[Stored entries]
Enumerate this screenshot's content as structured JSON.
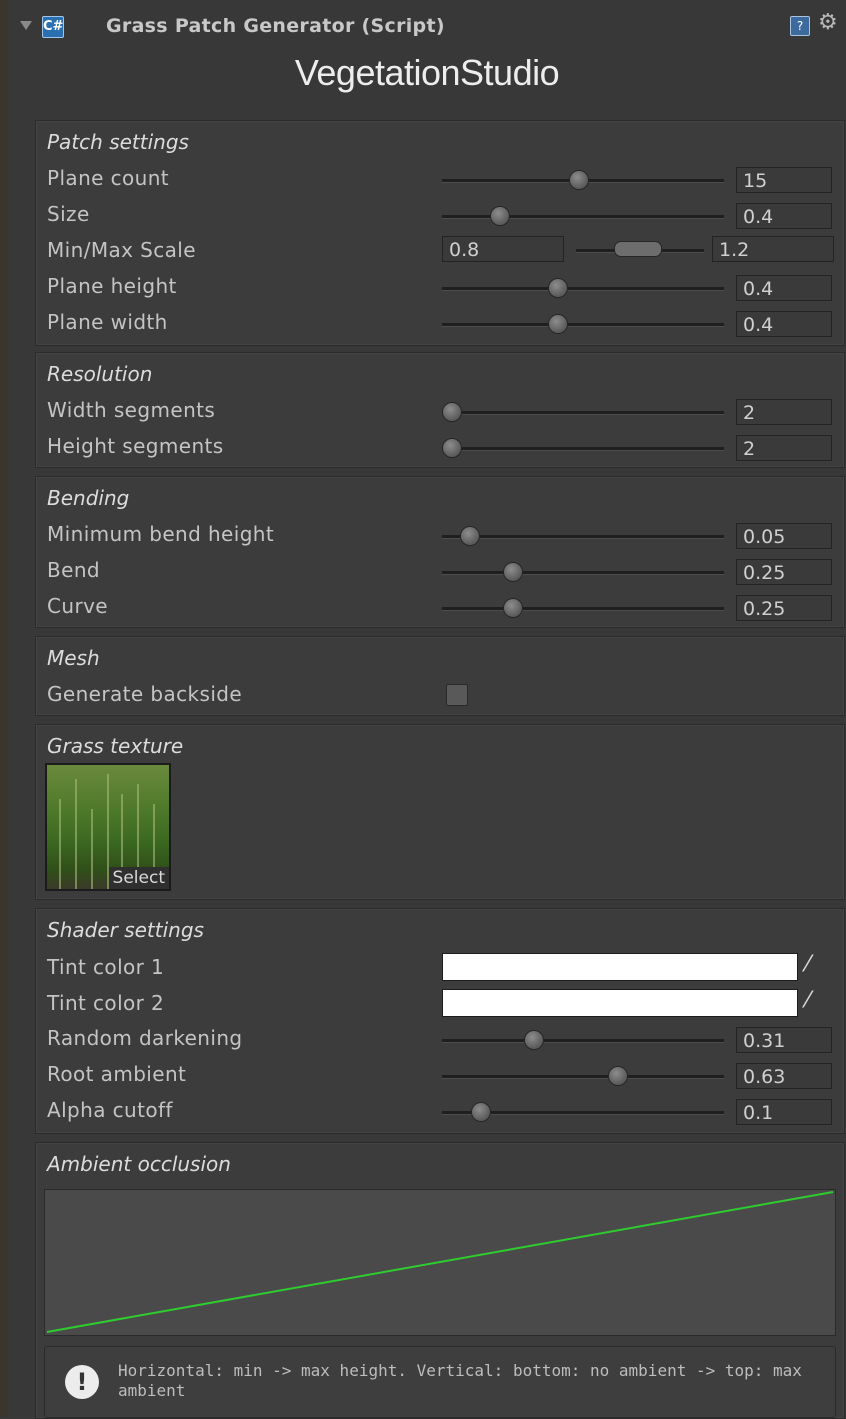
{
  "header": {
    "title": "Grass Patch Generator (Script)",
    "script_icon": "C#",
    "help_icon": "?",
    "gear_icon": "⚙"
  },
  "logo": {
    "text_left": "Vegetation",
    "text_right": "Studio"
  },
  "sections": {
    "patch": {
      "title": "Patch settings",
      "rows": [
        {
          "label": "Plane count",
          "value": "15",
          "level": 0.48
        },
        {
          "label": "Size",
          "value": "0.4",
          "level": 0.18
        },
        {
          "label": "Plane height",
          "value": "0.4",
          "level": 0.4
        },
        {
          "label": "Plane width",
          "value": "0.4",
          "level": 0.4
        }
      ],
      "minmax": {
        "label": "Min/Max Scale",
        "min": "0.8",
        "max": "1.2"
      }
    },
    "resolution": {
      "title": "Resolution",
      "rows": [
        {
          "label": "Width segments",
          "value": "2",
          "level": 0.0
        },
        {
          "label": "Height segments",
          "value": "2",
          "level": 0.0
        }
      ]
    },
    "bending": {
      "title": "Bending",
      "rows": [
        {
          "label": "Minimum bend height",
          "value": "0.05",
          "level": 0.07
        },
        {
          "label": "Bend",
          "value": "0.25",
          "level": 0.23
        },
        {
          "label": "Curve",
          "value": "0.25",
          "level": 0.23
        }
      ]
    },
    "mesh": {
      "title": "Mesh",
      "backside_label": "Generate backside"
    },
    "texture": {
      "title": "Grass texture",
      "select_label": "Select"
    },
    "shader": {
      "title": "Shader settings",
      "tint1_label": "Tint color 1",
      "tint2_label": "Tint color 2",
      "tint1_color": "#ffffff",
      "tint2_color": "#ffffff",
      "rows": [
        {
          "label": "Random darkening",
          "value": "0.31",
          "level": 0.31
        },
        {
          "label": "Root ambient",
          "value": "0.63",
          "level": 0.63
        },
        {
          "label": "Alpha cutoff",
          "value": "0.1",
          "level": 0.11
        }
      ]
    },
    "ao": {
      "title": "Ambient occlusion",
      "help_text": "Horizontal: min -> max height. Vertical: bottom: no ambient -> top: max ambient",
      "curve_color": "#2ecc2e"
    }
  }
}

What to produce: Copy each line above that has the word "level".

Response area:
          "level": 0.48
          "level": 0.18
          "level": 0.4
          "level": 0.4
          "level": 0.0
          "level": 0.0
          "level": 0.07
          "level": 0.23
          "level": 0.23
          "level": 0.31
          "level": 0.63
          "level": 0.11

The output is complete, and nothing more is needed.